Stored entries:
<<<<

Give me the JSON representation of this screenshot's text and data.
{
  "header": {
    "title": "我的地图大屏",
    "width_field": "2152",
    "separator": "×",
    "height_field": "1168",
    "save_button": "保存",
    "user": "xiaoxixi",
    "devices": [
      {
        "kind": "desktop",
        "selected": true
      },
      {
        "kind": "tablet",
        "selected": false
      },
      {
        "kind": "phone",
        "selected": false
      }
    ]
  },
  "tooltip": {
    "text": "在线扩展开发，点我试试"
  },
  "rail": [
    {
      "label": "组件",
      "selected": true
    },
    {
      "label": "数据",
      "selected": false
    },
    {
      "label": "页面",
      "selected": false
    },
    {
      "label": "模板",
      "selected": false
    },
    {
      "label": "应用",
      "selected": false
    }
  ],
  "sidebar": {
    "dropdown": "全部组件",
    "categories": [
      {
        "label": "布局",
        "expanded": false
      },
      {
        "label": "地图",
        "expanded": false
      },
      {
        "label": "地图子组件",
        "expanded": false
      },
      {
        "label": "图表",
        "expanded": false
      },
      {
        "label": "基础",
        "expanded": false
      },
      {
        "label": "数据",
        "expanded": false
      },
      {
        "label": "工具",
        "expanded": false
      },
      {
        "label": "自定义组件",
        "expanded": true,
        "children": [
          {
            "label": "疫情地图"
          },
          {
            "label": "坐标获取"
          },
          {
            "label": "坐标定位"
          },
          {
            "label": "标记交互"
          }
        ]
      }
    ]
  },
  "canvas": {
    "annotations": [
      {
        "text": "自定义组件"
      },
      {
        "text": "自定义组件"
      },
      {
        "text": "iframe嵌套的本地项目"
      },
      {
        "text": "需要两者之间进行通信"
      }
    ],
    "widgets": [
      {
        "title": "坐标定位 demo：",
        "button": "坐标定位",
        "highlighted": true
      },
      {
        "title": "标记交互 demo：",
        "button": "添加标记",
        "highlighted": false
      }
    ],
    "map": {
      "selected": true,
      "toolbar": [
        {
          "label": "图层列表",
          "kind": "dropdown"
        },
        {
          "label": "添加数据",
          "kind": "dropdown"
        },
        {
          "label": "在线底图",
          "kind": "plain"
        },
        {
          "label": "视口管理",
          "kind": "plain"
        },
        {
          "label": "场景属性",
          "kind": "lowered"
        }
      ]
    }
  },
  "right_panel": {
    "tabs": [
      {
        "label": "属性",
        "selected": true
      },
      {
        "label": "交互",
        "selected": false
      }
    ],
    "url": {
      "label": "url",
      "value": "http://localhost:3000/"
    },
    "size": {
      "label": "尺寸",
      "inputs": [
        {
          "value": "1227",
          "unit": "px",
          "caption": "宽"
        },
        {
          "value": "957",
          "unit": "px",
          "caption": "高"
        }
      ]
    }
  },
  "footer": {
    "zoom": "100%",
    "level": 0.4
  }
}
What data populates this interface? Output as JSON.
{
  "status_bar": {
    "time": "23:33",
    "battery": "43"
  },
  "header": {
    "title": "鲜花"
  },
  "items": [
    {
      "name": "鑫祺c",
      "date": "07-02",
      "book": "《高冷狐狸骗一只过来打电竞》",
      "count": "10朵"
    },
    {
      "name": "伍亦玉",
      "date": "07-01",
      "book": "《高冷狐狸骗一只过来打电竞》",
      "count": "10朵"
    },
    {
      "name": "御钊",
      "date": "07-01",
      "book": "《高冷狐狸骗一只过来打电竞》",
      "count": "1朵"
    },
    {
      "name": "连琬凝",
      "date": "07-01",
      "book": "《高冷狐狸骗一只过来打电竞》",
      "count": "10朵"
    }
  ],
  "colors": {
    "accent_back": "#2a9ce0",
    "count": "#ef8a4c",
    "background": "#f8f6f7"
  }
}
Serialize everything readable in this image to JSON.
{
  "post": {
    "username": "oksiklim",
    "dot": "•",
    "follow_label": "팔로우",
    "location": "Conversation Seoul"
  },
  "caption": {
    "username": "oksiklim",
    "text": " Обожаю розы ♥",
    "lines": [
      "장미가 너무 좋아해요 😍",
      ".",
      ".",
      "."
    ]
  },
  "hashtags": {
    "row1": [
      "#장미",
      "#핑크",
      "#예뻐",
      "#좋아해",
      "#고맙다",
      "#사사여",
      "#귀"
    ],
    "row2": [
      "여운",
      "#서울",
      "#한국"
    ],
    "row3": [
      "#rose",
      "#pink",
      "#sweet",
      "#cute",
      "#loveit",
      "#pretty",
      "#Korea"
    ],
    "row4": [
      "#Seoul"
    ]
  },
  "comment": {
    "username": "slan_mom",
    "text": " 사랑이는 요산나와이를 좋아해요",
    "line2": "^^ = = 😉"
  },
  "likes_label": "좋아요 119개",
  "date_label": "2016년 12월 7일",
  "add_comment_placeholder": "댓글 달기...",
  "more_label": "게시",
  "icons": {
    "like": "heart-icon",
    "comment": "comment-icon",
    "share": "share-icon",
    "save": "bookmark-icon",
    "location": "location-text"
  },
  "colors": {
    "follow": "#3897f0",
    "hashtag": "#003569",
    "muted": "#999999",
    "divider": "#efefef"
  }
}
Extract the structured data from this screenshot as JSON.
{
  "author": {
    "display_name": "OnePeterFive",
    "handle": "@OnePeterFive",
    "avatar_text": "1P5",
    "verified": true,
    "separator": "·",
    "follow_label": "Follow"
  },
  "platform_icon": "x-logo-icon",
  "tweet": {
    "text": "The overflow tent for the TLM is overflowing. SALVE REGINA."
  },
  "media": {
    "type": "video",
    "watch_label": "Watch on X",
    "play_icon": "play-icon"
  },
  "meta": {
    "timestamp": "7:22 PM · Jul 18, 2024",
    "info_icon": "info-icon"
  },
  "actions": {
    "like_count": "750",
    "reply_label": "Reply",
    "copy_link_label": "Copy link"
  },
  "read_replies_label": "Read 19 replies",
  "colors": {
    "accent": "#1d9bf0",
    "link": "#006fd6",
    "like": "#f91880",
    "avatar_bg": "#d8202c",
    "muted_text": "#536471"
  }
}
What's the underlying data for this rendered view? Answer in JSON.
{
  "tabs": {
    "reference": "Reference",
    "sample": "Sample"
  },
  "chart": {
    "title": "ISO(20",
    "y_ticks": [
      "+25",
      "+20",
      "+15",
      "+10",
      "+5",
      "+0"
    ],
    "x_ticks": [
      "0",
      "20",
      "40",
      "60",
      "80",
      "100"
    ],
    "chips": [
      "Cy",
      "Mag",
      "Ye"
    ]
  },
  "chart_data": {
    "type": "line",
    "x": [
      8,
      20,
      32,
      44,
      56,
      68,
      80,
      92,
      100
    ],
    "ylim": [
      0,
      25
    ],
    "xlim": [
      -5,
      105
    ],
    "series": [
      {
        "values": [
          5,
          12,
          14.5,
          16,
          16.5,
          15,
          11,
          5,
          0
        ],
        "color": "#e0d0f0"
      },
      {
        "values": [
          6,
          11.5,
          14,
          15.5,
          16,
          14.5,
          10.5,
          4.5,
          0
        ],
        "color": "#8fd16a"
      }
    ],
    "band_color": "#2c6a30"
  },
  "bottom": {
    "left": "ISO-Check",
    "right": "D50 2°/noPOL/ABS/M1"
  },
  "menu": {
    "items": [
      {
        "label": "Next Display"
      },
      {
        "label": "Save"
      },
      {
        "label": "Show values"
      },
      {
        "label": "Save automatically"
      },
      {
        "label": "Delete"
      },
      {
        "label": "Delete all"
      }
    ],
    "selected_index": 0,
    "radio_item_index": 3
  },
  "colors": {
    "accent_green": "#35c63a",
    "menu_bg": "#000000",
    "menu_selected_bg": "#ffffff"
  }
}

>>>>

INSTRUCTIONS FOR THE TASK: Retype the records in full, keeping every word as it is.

EXERCISE SOLUTION:
Give me the JSON representation of this screenshot's text and data.
{
  "header": {
    "title": "我的地图大屏",
    "width_field": "2152",
    "separator": "×",
    "height_field": "1168",
    "save_button": "保存",
    "user": "xiaoxixi",
    "devices": [
      {
        "kind": "desktop",
        "selected": true
      },
      {
        "kind": "tablet",
        "selected": false
      },
      {
        "kind": "phone",
        "selected": false
      }
    ]
  },
  "tooltip": {
    "text": "在线扩展开发，点我试试"
  },
  "rail": [
    {
      "label": "组件",
      "selected": true
    },
    {
      "label": "数据",
      "selected": false
    },
    {
      "label": "页面",
      "selected": false
    },
    {
      "label": "模板",
      "selected": false
    },
    {
      "label": "应用",
      "selected": false
    }
  ],
  "sidebar": {
    "dropdown": "全部组件",
    "categories": [
      {
        "label": "布局",
        "expanded": false
      },
      {
        "label": "地图",
        "expanded": false
      },
      {
        "label": "地图子组件",
        "expanded": false
      },
      {
        "label": "图表",
        "expanded": false
      },
      {
        "label": "基础",
        "expanded": false
      },
      {
        "label": "数据",
        "expanded": false
      },
      {
        "label": "工具",
        "expanded": false
      },
      {
        "label": "自定义组件",
        "expanded": true,
        "children": [
          {
            "label": "疫情地图"
          },
          {
            "label": "坐标获取"
          },
          {
            "label": "坐标定位"
          },
          {
            "label": "标记交互"
          }
        ]
      }
    ]
  },
  "canvas": {
    "annotations": [
      {
        "text": "自定义组件"
      },
      {
        "text": "自定义组件"
      },
      {
        "text": "iframe嵌套的本地项目"
      },
      {
        "text": "需要两者之间进行通信"
      }
    ],
    "widgets": [
      {
        "title": "坐标定位 demo：",
        "button": "坐标定位",
        "highlighted": true
      },
      {
        "title": "标记交互 demo：",
        "button": "添加标记",
        "highlighted": false
      }
    ],
    "map": {
      "selected": true,
      "toolbar": [
        {
          "label": "图层列表",
          "kind": "dropdown"
        },
        {
          "label": "添加数据",
          "kind": "dropdown"
        },
        {
          "label": "在线底图",
          "kind": "plain"
        },
        {
          "label": "视口管理",
          "kind": "plain"
        },
        {
          "label": "场景属性",
          "kind": "lowered"
        }
      ]
    }
  },
  "right_panel": {
    "tabs": [
      {
        "label": "属性",
        "selected": true
      },
      {
        "label": "交互",
        "selected": false
      }
    ],
    "url": {
      "label": "url",
      "value": "http://localhost:3000/"
    },
    "size": {
      "label": "尺寸",
      "inputs": [
        {
          "value": "1227",
          "unit": "px",
          "caption": "宽"
        },
        {
          "value": "957",
          "unit": "px",
          "caption": "高"
        }
      ]
    }
  },
  "footer": {
    "zoom": "100%",
    "level": 0.4
  }
}
What data populates this interface? Output as JSON.
{
  "status_bar": {
    "time": "23:33",
    "battery": "43"
  },
  "header": {
    "title": "鲜花"
  },
  "items": [
    {
      "name": "鑫祺c",
      "date": "07-02",
      "book": "《高冷狐狸骗一只过来打电竞》",
      "count": "10朵"
    },
    {
      "name": "伍亦玉",
      "date": "07-01",
      "book": "《高冷狐狸骗一只过来打电竞》",
      "count": "10朵"
    },
    {
      "name": "御钊",
      "date": "07-01",
      "book": "《高冷狐狸骗一只过来打电竞》",
      "count": "1朵"
    },
    {
      "name": "连琬凝",
      "date": "07-01",
      "book": "《高冷狐狸骗一只过来打电竞》",
      "count": "10朵"
    }
  ],
  "colors": {
    "accent_back": "#2a9ce0",
    "count": "#ef8a4c",
    "background": "#f8f6f7"
  }
}
Serialize everything readable in this image to JSON.
{
  "post": {
    "username": "oksiklim",
    "dot": "•",
    "follow_label": "팔로우",
    "location": "Conversation Seoul"
  },
  "caption": {
    "username": "oksiklim",
    "text": " Обожаю розы ♥",
    "lines": [
      "장미가 너무 좋아해요 😍",
      ".",
      ".",
      "."
    ]
  },
  "hashtags": {
    "row1": [
      "#장미",
      "#핑크",
      "#예뻐",
      "#좋아해",
      "#고맙다",
      "#사사여",
      "#귀"
    ],
    "row2": [
      "여운",
      "#서울",
      "#한국"
    ],
    "row3": [
      "#rose",
      "#pink",
      "#sweet",
      "#cute",
      "#loveit",
      "#pretty",
      "#Korea"
    ],
    "row4": [
      "#Seoul"
    ]
  },
  "comment": {
    "username": "slan_mom",
    "text": " 사랑이는 요산나와이를 좋아해요",
    "line2": "^^ = = 😉"
  },
  "likes_label": "좋아요 119개",
  "date_label": "2016년 12월 7일",
  "add_comment_placeholder": "댓글 달기...",
  "more_label": "게시",
  "icons": {
    "like": "heart-icon",
    "comment": "comment-icon",
    "share": "share-icon",
    "save": "bookmark-icon",
    "location": "location-text"
  },
  "colors": {
    "follow": "#3897f0",
    "hashtag": "#003569",
    "muted": "#999999",
    "divider": "#efefef"
  }
}
Extract the structured data from this screenshot as JSON.
{
  "author": {
    "display_name": "OnePeterFive",
    "handle": "@OnePeterFive",
    "avatar_text": "1P5",
    "verified": true,
    "separator": "·",
    "follow_label": "Follow"
  },
  "platform_icon": "x-logo-icon",
  "tweet": {
    "text": "The overflow tent for the TLM is overflowing. SALVE REGINA."
  },
  "media": {
    "type": "video",
    "watch_label": "Watch on X",
    "play_icon": "play-icon"
  },
  "meta": {
    "timestamp": "7:22 PM · Jul 18, 2024",
    "info_icon": "info-icon"
  },
  "actions": {
    "like_count": "750",
    "reply_label": "Reply",
    "copy_link_label": "Copy link"
  },
  "read_replies_label": "Read 19 replies",
  "colors": {
    "accent": "#1d9bf0",
    "link": "#006fd6",
    "like": "#f91880",
    "avatar_bg": "#d8202c",
    "muted_text": "#536471"
  }
}
What's the underlying data for this rendered view? Answer in JSON.
{
  "tabs": {
    "reference": "Reference",
    "sample": "Sample"
  },
  "chart": {
    "title": "ISO(20",
    "y_ticks": [
      "+25",
      "+20",
      "+15",
      "+10",
      "+5",
      "+0"
    ],
    "x_ticks": [
      "0",
      "20",
      "40",
      "60",
      "80",
      "100"
    ],
    "chips": [
      "Cy",
      "Mag",
      "Ye"
    ]
  },
  "chart_data": {
    "type": "line",
    "x": [
      8,
      20,
      32,
      44,
      56,
      68,
      80,
      92,
      100
    ],
    "ylim": [
      0,
      25
    ],
    "xlim": [
      -5,
      105
    ],
    "series": [
      {
        "values": [
          5,
          12,
          14.5,
          16,
          16.5,
          15,
          11,
          5,
          0
        ],
        "color": "#e0d0f0"
      },
      {
        "values": [
          6,
          11.5,
          14,
          15.5,
          16,
          14.5,
          10.5,
          4.5,
          0
        ],
        "color": "#8fd16a"
      }
    ],
    "band_color": "#2c6a30"
  },
  "bottom": {
    "left": "ISO-Check",
    "right": "D50 2°/noPOL/ABS/M1"
  },
  "menu": {
    "items": [
      {
        "label": "Next Display"
      },
      {
        "label": "Save"
      },
      {
        "label": "Show values"
      },
      {
        "label": "Save automatically"
      },
      {
        "label": "Delete"
      },
      {
        "label": "Delete all"
      }
    ],
    "selected_index": 0,
    "radio_item_index": 3
  },
  "colors": {
    "accent_green": "#35c63a",
    "menu_bg": "#000000",
    "menu_selected_bg": "#ffffff"
  }
}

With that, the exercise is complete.